DATA:
^^^^^^^^
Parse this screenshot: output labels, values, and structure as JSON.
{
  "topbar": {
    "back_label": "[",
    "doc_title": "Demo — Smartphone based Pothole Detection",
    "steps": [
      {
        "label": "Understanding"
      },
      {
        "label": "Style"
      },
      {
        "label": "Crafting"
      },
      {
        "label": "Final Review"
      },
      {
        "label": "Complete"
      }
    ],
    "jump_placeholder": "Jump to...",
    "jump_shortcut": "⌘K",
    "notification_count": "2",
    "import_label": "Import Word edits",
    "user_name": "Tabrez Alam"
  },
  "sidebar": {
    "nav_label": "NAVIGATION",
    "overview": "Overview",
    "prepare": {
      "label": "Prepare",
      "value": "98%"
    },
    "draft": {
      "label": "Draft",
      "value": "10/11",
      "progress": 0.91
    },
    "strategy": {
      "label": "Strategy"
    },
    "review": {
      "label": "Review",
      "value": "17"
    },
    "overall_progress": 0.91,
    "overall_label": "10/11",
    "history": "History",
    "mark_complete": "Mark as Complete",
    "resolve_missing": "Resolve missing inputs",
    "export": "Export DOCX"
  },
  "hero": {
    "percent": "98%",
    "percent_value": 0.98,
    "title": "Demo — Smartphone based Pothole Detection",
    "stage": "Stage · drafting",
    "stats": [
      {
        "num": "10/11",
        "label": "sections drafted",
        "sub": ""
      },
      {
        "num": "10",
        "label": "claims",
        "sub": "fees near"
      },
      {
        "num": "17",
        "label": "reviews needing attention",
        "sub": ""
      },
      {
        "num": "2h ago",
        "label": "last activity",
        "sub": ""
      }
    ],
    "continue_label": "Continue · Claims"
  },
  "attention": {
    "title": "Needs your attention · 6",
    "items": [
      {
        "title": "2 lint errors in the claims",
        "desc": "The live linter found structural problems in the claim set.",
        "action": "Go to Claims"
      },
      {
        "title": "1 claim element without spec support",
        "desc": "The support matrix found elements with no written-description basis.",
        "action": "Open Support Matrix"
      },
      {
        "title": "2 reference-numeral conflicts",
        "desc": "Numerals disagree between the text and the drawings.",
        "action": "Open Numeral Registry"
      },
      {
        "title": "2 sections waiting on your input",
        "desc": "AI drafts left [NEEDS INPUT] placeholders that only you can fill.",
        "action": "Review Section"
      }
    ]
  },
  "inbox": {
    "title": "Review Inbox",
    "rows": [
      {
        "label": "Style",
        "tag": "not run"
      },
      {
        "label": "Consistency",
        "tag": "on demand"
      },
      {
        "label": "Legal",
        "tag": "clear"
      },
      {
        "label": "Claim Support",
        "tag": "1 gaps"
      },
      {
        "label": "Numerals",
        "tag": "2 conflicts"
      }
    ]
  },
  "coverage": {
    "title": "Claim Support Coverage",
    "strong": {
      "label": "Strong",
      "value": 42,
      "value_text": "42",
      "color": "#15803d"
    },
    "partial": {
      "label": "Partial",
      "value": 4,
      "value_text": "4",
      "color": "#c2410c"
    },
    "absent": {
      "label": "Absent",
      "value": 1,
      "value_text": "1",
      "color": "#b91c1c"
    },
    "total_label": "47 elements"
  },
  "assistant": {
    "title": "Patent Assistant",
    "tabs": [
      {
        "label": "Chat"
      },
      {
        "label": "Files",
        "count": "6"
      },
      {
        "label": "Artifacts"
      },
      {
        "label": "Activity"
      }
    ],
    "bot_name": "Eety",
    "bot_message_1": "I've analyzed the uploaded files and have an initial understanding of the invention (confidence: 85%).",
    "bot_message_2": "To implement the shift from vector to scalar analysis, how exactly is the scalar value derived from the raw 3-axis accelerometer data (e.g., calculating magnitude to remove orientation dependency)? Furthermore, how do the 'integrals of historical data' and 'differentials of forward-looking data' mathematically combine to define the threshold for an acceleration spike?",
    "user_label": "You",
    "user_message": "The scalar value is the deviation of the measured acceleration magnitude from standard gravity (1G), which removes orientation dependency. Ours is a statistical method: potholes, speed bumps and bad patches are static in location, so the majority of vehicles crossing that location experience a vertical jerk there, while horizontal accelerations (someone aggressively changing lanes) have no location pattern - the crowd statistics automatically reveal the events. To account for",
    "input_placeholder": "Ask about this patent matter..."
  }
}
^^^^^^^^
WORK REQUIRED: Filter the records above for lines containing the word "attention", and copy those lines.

TASK OUTPUT:
        "label": "reviews needing attention",
  "attention": {
    "title": "Needs your attention · 6",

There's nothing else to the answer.